» What you need to do
Each entry must be restated exactly as it appears.

» Dataset content
-=-=-=-=-

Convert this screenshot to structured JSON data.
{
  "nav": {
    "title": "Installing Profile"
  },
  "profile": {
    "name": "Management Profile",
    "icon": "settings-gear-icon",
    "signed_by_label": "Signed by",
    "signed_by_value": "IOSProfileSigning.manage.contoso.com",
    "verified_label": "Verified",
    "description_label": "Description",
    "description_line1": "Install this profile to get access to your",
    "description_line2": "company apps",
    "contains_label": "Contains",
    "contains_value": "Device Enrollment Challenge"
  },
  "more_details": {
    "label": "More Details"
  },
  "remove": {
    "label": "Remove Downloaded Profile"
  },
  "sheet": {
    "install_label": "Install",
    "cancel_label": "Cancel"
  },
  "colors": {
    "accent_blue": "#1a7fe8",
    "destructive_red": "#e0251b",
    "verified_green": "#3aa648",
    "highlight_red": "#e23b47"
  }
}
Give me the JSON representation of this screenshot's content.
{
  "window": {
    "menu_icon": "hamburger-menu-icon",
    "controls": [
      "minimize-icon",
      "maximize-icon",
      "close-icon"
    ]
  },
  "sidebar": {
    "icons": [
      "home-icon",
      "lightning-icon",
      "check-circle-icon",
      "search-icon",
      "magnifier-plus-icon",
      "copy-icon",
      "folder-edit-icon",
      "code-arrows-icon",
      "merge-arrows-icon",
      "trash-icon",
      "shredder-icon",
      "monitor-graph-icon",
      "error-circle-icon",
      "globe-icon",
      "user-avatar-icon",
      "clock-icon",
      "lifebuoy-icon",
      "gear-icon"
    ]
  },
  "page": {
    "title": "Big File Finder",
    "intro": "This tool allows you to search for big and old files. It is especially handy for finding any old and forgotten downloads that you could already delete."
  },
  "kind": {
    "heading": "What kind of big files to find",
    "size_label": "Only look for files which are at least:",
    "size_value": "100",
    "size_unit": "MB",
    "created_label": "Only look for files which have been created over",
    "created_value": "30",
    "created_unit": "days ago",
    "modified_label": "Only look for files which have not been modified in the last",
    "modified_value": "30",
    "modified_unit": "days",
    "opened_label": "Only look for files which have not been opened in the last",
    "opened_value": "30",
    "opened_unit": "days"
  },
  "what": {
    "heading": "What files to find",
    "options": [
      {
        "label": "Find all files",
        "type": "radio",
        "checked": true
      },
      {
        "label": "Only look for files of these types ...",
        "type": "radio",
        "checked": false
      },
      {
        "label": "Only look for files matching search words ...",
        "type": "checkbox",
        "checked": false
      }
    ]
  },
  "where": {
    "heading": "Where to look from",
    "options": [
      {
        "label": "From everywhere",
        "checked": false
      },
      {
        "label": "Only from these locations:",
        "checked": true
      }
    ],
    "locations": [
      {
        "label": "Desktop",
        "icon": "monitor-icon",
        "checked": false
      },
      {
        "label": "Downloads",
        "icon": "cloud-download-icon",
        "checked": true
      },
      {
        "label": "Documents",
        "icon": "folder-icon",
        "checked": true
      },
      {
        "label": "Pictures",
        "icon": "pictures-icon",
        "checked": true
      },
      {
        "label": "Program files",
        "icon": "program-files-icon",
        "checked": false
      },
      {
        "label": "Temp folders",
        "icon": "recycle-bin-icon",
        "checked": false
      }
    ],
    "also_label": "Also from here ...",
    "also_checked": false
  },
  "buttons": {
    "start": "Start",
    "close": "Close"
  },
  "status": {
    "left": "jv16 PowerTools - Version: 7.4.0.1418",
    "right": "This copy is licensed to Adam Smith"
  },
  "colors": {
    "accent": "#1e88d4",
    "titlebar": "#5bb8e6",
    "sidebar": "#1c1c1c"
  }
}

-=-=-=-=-

» Written solution
Convert this screenshot to structured JSON data.
{
  "nav": {
    "title": "Installing Profile"
  },
  "profile": {
    "name": "Management Profile",
    "icon": "settings-gear-icon",
    "signed_by_label": "Signed by",
    "signed_by_value": "IOSProfileSigning.manage.contoso.com",
    "verified_label": "Verified",
    "description_label": "Description",
    "description_line1": "Install this profile to get access to your",
    "description_line2": "company apps",
    "contains_label": "Contains",
    "contains_value": "Device Enrollment Challenge"
  },
  "more_details": {
    "label": "More Details"
  },
  "remove": {
    "label": "Remove Downloaded Profile"
  },
  "sheet": {
    "install_label": "Install",
    "cancel_label": "Cancel"
  },
  "colors": {
    "accent_blue": "#1a7fe8",
    "destructive_red": "#e0251b",
    "verified_green": "#3aa648",
    "highlight_red": "#e23b47"
  }
}
Give me the JSON representation of this screenshot's content.
{
  "window": {
    "menu_icon": "hamburger-menu-icon",
    "controls": [
      "minimize-icon",
      "maximize-icon",
      "close-icon"
    ]
  },
  "sidebar": {
    "icons": [
      "home-icon",
      "lightning-icon",
      "check-circle-icon",
      "search-icon",
      "magnifier-plus-icon",
      "copy-icon",
      "folder-edit-icon",
      "code-arrows-icon",
      "merge-arrows-icon",
      "trash-icon",
      "shredder-icon",
      "monitor-graph-icon",
      "error-circle-icon",
      "globe-icon",
      "user-avatar-icon",
      "clock-icon",
      "lifebuoy-icon",
      "gear-icon"
    ]
  },
  "page": {
    "title": "Big File Finder",
    "intro": "This tool allows you to search for big and old files. It is especially handy for finding any old and forgotten downloads that you could already delete."
  },
  "kind": {
    "heading": "What kind of big files to find",
    "size_label": "Only look for files which are at least:",
    "size_value": "100",
    "size_unit": "MB",
    "created_label": "Only look for files which have been created over",
    "created_value": "30",
    "created_unit": "days ago",
    "modified_label": "Only look for files which have not been modified in the last",
    "modified_value": "30",
    "modified_unit": "days",
    "opened_label": "Only look for files which have not been opened in the last",
    "opened_value": "30",
    "opened_unit": "days"
  },
  "what": {
    "heading": "What files to find",
    "options": [
      {
        "label": "Find all files",
        "type": "radio",
        "checked": true
      },
      {
        "label": "Only look for files of these types ...",
        "type": "radio",
        "checked": false
      },
      {
        "label": "Only look for files matching search words ...",
        "type": "checkbox",
        "checked": false
      }
    ]
  },
  "where": {
    "heading": "Where to look from",
    "options": [
      {
        "label": "From everywhere",
        "checked": false
      },
      {
        "label": "Only from these locations:",
        "checked": true
      }
    ],
    "locations": [
      {
        "label": "Desktop",
        "icon": "monitor-icon",
        "checked": false
      },
      {
        "label": "Downloads",
        "icon": "cloud-download-icon",
        "checked": true
      },
      {
        "label": "Documents",
        "icon": "folder-icon",
        "checked": true
      },
      {
        "label": "Pictures",
        "icon": "pictures-icon",
        "checked": true
      },
      {
        "label": "Program files",
        "icon": "program-files-icon",
        "checked": false
      },
      {
        "label": "Temp folders",
        "icon": "recycle-bin-icon",
        "checked": false
      }
    ],
    "also_label": "Also from here ...",
    "also_checked": false
  },
  "buttons": {
    "start": "Start",
    "close": "Close"
  },
  "status": {
    "left": "jv16 PowerTools - Version: 7.4.0.1418",
    "right": "This copy is licensed to Adam Smith"
  },
  "colors": {
    "accent": "#1e88d4",
    "titlebar": "#5bb8e6",
    "sidebar": "#1c1c1c"
  }
}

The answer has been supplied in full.